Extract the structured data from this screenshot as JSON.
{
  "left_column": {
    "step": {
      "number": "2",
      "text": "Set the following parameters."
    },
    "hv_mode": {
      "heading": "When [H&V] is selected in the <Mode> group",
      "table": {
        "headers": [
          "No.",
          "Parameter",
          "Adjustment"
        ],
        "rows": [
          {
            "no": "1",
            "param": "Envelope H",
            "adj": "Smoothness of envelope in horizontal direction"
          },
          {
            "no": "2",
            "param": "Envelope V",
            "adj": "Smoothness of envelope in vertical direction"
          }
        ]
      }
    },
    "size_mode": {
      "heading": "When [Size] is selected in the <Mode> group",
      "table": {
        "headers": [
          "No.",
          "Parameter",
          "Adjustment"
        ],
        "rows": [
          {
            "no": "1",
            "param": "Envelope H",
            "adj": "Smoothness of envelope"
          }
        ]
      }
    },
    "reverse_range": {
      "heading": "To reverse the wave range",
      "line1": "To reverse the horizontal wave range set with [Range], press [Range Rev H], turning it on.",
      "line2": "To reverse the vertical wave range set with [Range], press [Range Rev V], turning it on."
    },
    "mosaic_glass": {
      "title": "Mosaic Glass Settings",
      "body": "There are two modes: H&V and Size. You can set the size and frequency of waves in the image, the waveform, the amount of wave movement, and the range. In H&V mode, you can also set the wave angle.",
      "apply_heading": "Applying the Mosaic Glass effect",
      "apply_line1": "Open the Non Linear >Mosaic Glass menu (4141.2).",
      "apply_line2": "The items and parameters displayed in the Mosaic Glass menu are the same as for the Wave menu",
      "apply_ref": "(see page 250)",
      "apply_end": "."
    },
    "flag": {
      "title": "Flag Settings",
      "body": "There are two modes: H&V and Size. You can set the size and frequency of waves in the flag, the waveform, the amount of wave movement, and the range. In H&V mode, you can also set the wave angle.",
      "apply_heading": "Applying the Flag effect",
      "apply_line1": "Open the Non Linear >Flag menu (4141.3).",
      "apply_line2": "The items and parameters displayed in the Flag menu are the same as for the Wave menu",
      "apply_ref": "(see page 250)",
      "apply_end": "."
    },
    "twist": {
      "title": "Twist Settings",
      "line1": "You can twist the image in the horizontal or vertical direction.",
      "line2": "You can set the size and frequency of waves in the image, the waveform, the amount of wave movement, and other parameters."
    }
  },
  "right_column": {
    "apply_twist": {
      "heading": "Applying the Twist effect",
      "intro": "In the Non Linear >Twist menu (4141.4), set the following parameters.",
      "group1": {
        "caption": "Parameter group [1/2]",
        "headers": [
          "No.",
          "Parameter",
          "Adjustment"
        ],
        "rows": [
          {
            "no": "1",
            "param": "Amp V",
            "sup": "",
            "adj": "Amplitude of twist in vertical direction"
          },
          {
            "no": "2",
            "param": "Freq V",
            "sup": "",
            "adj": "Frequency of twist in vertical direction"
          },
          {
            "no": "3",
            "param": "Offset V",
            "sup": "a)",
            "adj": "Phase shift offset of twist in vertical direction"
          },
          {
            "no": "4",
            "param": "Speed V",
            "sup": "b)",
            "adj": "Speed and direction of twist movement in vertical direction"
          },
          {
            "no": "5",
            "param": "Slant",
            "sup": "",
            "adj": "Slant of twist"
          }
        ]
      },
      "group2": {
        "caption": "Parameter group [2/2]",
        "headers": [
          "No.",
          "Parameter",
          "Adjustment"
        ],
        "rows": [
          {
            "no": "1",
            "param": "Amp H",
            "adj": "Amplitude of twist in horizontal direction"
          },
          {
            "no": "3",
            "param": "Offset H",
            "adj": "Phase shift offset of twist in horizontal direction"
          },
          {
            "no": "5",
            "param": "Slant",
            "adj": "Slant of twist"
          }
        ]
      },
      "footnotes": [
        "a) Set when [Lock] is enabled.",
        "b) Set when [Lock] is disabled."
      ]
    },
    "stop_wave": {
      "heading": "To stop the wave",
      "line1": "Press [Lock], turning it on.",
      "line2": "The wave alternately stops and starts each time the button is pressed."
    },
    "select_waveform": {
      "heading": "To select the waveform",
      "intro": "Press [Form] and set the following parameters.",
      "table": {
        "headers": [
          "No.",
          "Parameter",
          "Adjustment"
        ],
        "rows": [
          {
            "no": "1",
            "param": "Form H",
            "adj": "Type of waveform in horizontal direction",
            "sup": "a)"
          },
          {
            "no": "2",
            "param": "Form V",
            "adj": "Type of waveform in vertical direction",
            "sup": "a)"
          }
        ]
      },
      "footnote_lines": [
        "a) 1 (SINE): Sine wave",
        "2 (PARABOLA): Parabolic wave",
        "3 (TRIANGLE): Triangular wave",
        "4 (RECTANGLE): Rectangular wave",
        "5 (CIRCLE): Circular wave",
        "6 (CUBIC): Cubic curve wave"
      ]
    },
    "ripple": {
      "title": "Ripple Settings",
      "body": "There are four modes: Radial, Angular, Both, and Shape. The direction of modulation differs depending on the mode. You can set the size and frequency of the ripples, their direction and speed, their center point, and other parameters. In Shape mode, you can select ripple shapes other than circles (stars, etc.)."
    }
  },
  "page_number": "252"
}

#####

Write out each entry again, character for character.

**ANSWER TO THE PROBLEM:**
Extract the structured data from this screenshot as JSON.
{
  "left_column": {
    "step": {
      "number": "2",
      "text": "Set the following parameters."
    },
    "hv_mode": {
      "heading": "When [H&V] is selected in the <Mode> group",
      "table": {
        "headers": [
          "No.",
          "Parameter",
          "Adjustment"
        ],
        "rows": [
          {
            "no": "1",
            "param": "Envelope H",
            "adj": "Smoothness of envelope in horizontal direction"
          },
          {
            "no": "2",
            "param": "Envelope V",
            "adj": "Smoothness of envelope in vertical direction"
          }
        ]
      }
    },
    "size_mode": {
      "heading": "When [Size] is selected in the <Mode> group",
      "table": {
        "headers": [
          "No.",
          "Parameter",
          "Adjustment"
        ],
        "rows": [
          {
            "no": "1",
            "param": "Envelope H",
            "adj": "Smoothness of envelope"
          }
        ]
      }
    },
    "reverse_range": {
      "heading": "To reverse the wave range",
      "line1": "To reverse the horizontal wave range set with [Range], press [Range Rev H], turning it on.",
      "line2": "To reverse the vertical wave range set with [Range], press [Range Rev V], turning it on."
    },
    "mosaic_glass": {
      "title": "Mosaic Glass Settings",
      "body": "There are two modes: H&V and Size. You can set the size and frequency of waves in the image, the waveform, the amount of wave movement, and the range. In H&V mode, you can also set the wave angle.",
      "apply_heading": "Applying the Mosaic Glass effect",
      "apply_line1": "Open the Non Linear >Mosaic Glass menu (4141.2).",
      "apply_line2": "The items and parameters displayed in the Mosaic Glass menu are the same as for the Wave menu",
      "apply_ref": "(see page 250)",
      "apply_end": "."
    },
    "flag": {
      "title": "Flag Settings",
      "body": "There are two modes: H&V and Size. You can set the size and frequency of waves in the flag, the waveform, the amount of wave movement, and the range. In H&V mode, you can also set the wave angle.",
      "apply_heading": "Applying the Flag effect",
      "apply_line1": "Open the Non Linear >Flag menu (4141.3).",
      "apply_line2": "The items and parameters displayed in the Flag menu are the same as for the Wave menu",
      "apply_ref": "(see page 250)",
      "apply_end": "."
    },
    "twist": {
      "title": "Twist Settings",
      "line1": "You can twist the image in the horizontal or vertical direction.",
      "line2": "You can set the size and frequency of waves in the image, the waveform, the amount of wave movement, and other parameters."
    }
  },
  "right_column": {
    "apply_twist": {
      "heading": "Applying the Twist effect",
      "intro": "In the Non Linear >Twist menu (4141.4), set the following parameters.",
      "group1": {
        "caption": "Parameter group [1/2]",
        "headers": [
          "No.",
          "Parameter",
          "Adjustment"
        ],
        "rows": [
          {
            "no": "1",
            "param": "Amp V",
            "sup": "",
            "adj": "Amplitude of twist in vertical direction"
          },
          {
            "no": "2",
            "param": "Freq V",
            "sup": "",
            "adj": "Frequency of twist in vertical direction"
          },
          {
            "no": "3",
            "param": "Offset V",
            "sup": "a)",
            "adj": "Phase shift offset of twist in vertical direction"
          },
          {
            "no": "4",
            "param": "Speed V",
            "sup": "b)",
            "adj": "Speed and direction of twist movement in vertical direction"
          },
          {
            "no": "5",
            "param": "Slant",
            "sup": "",
            "adj": "Slant of twist"
          }
        ]
      },
      "group2": {
        "caption": "Parameter group [2/2]",
        "headers": [
          "No.",
          "Parameter",
          "Adjustment"
        ],
        "rows": [
          {
            "no": "1",
            "param": "Amp H",
            "adj": "Amplitude of twist in horizontal direction"
          },
          {
            "no": "3",
            "param": "Offset H",
            "adj": "Phase shift offset of twist in horizontal direction"
          },
          {
            "no": "5",
            "param": "Slant",
            "adj": "Slant of twist"
          }
        ]
      },
      "footnotes": [
        "a) Set when [Lock] is enabled.",
        "b) Set when [Lock] is disabled."
      ]
    },
    "stop_wave": {
      "heading": "To stop the wave",
      "line1": "Press [Lock], turning it on.",
      "line2": "The wave alternately stops and starts each time the button is pressed."
    },
    "select_waveform": {
      "heading": "To select the waveform",
      "intro": "Press [Form] and set the following parameters.",
      "table": {
        "headers": [
          "No.",
          "Parameter",
          "Adjustment"
        ],
        "rows": [
          {
            "no": "1",
            "param": "Form H",
            "adj": "Type of waveform in horizontal direction",
            "sup": "a)"
          },
          {
            "no": "2",
            "param": "Form V",
            "adj": "Type of waveform in vertical direction",
            "sup": "a)"
          }
        ]
      },
      "footnote_lines": [
        "a) 1 (SINE): Sine wave",
        "2 (PARABOLA): Parabolic wave",
        "3 (TRIANGLE): Triangular wave",
        "4 (RECTANGLE): Rectangular wave",
        "5 (CIRCLE): Circular wave",
        "6 (CUBIC): Cubic curve wave"
      ]
    },
    "ripple": {
      "title": "Ripple Settings",
      "body": "There are four modes: Radial, Angular, Both, and Shape. The direction of modulation differs depending on the mode. You can set the size and frequency of the ripples, their direction and speed, their center point, and other parameters. In Shape mode, you can select ripple shapes other than circles (stars, etc.)."
    }
  },
  "page_number": "252"
}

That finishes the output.